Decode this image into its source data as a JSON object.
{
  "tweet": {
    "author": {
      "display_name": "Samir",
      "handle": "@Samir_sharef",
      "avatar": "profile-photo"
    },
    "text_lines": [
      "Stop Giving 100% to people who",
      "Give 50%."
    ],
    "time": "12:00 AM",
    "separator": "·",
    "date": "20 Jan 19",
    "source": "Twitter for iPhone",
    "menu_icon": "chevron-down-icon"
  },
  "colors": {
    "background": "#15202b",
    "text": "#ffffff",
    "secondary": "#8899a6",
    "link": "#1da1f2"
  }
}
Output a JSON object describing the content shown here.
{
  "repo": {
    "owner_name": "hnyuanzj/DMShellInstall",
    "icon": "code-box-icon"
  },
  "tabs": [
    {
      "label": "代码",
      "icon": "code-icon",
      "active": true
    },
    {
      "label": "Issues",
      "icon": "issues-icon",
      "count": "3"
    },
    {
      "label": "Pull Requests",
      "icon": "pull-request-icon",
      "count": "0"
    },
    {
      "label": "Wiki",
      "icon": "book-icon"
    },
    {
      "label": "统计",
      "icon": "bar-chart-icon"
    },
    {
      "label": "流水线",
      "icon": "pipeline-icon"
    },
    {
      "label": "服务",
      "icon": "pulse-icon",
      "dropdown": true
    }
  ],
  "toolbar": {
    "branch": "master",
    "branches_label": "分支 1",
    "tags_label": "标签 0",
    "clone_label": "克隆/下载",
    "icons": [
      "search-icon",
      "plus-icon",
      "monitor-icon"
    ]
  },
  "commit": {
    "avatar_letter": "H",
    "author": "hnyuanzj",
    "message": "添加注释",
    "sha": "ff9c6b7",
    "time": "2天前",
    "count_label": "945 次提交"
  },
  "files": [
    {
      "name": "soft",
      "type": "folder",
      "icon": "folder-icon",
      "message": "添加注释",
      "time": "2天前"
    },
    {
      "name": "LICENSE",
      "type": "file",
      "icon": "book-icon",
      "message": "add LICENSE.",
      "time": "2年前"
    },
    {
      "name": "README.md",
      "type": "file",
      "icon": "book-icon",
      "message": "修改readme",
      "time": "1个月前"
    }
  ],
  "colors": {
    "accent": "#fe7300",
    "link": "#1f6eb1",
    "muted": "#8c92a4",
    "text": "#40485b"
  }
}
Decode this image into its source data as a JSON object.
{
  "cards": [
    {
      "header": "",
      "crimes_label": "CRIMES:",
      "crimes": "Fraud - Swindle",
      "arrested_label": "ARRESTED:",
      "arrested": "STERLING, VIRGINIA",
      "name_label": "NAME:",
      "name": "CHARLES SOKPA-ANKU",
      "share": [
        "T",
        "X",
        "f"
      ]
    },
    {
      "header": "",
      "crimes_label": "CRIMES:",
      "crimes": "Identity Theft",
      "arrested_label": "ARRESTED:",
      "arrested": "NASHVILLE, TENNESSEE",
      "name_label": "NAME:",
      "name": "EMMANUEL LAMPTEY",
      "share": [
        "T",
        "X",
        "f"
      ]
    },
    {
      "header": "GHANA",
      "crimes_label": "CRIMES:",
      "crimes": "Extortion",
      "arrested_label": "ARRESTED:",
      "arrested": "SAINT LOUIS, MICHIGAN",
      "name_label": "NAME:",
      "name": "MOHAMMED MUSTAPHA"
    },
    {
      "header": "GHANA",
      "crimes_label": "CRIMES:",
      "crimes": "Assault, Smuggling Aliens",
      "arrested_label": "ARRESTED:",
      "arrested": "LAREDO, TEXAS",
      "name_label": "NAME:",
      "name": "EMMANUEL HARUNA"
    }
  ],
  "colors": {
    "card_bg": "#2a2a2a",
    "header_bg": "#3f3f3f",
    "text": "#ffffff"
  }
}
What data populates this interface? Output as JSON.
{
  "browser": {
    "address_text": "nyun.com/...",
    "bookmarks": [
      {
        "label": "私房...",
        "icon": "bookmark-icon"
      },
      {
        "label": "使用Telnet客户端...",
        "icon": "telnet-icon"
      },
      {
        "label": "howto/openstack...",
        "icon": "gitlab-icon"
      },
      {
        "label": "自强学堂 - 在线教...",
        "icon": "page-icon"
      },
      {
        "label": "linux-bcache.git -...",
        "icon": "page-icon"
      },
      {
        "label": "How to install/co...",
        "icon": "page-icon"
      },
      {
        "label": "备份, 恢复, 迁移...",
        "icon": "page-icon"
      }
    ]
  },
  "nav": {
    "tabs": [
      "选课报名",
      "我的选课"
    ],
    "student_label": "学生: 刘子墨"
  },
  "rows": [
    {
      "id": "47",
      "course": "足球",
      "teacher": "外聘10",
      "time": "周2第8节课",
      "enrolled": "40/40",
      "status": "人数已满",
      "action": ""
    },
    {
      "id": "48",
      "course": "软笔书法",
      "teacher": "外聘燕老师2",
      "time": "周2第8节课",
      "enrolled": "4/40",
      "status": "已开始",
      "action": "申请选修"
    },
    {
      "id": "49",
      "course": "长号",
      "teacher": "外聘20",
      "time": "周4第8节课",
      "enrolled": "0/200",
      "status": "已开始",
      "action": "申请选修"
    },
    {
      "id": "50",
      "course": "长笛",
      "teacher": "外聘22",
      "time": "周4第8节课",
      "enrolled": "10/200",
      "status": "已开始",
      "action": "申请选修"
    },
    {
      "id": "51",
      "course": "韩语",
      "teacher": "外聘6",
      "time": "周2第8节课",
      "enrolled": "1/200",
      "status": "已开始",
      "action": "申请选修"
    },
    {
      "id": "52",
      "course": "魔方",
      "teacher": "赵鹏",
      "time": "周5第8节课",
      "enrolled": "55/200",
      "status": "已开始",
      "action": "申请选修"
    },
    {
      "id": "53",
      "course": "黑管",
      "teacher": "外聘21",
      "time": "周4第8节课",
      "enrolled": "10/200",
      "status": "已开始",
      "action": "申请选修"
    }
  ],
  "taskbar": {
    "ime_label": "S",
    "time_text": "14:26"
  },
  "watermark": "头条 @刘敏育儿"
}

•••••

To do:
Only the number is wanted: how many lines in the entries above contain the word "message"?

The completed task:
4